#### EXERCISE GOAL
Scan the records for lines with the word "Показать", and copy every such line.

..........

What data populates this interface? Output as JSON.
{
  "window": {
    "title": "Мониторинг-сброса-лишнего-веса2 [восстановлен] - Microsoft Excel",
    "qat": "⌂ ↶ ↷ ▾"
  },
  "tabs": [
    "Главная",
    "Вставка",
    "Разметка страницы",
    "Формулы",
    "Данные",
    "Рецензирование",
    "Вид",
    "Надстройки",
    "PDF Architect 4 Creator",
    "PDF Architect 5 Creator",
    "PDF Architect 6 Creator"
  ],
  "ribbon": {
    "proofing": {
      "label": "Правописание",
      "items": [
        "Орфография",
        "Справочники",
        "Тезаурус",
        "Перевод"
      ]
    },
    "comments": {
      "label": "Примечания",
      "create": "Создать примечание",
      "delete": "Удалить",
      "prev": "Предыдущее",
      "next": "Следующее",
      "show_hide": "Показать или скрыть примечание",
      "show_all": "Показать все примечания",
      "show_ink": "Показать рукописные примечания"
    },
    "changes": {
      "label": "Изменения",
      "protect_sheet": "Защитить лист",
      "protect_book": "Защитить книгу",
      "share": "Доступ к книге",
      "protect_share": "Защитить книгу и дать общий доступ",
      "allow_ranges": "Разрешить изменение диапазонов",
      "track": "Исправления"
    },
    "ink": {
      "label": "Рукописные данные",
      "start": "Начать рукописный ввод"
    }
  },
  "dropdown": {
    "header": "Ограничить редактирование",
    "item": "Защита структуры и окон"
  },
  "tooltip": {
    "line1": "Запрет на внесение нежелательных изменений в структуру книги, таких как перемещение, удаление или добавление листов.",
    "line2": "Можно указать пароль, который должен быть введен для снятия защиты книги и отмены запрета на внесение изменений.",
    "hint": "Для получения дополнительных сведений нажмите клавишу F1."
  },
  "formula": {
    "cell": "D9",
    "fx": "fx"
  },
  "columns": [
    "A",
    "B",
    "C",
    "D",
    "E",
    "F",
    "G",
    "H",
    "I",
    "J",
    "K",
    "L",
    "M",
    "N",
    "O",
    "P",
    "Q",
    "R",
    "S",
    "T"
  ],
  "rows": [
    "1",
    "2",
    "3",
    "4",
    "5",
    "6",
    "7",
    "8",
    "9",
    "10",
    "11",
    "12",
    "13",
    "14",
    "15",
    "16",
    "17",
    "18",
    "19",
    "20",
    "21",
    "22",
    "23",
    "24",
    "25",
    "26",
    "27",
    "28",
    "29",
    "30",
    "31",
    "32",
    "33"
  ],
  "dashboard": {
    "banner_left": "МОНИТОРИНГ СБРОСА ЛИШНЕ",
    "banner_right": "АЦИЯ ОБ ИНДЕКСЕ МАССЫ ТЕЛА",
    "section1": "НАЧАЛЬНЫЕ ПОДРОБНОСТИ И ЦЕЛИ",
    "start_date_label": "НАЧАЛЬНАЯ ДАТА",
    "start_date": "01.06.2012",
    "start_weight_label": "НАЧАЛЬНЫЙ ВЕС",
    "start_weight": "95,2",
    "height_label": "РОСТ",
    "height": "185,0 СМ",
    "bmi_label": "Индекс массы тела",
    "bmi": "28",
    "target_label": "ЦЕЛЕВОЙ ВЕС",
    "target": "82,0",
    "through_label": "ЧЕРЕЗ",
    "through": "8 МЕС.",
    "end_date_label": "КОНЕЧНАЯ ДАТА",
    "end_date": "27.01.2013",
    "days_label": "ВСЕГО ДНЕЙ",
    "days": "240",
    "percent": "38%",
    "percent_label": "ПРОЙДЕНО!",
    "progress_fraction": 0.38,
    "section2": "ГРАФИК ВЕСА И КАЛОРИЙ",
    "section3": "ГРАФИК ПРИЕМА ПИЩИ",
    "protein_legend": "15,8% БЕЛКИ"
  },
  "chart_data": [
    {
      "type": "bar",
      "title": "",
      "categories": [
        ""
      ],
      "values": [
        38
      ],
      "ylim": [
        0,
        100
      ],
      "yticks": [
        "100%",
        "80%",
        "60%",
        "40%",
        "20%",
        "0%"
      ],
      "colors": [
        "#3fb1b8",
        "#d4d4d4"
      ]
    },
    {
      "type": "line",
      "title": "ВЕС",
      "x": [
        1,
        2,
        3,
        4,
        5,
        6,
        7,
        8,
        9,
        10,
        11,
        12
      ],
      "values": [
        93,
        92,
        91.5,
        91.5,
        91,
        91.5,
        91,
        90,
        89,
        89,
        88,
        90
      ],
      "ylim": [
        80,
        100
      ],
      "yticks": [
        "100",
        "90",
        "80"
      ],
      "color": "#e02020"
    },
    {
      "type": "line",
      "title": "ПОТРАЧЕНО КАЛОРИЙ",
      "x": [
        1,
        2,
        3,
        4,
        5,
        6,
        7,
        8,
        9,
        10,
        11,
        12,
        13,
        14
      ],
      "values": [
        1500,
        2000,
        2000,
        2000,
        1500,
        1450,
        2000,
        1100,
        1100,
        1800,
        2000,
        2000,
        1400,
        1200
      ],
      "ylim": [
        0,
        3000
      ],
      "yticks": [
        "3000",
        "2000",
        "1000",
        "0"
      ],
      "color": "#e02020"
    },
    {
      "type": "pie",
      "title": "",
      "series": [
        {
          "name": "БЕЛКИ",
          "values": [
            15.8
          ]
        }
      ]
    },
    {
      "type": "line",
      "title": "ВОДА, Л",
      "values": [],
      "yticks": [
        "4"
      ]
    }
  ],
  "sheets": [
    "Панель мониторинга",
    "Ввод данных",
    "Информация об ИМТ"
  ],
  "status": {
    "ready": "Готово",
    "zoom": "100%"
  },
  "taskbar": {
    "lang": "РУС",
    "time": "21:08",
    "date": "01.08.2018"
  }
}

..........

#### ANSWER SECTION
      "show_hide": "Показать или скрыть примечание",
      "show_all": "Показать все примечания",
      "show_ink": "Показать рукописные примечания"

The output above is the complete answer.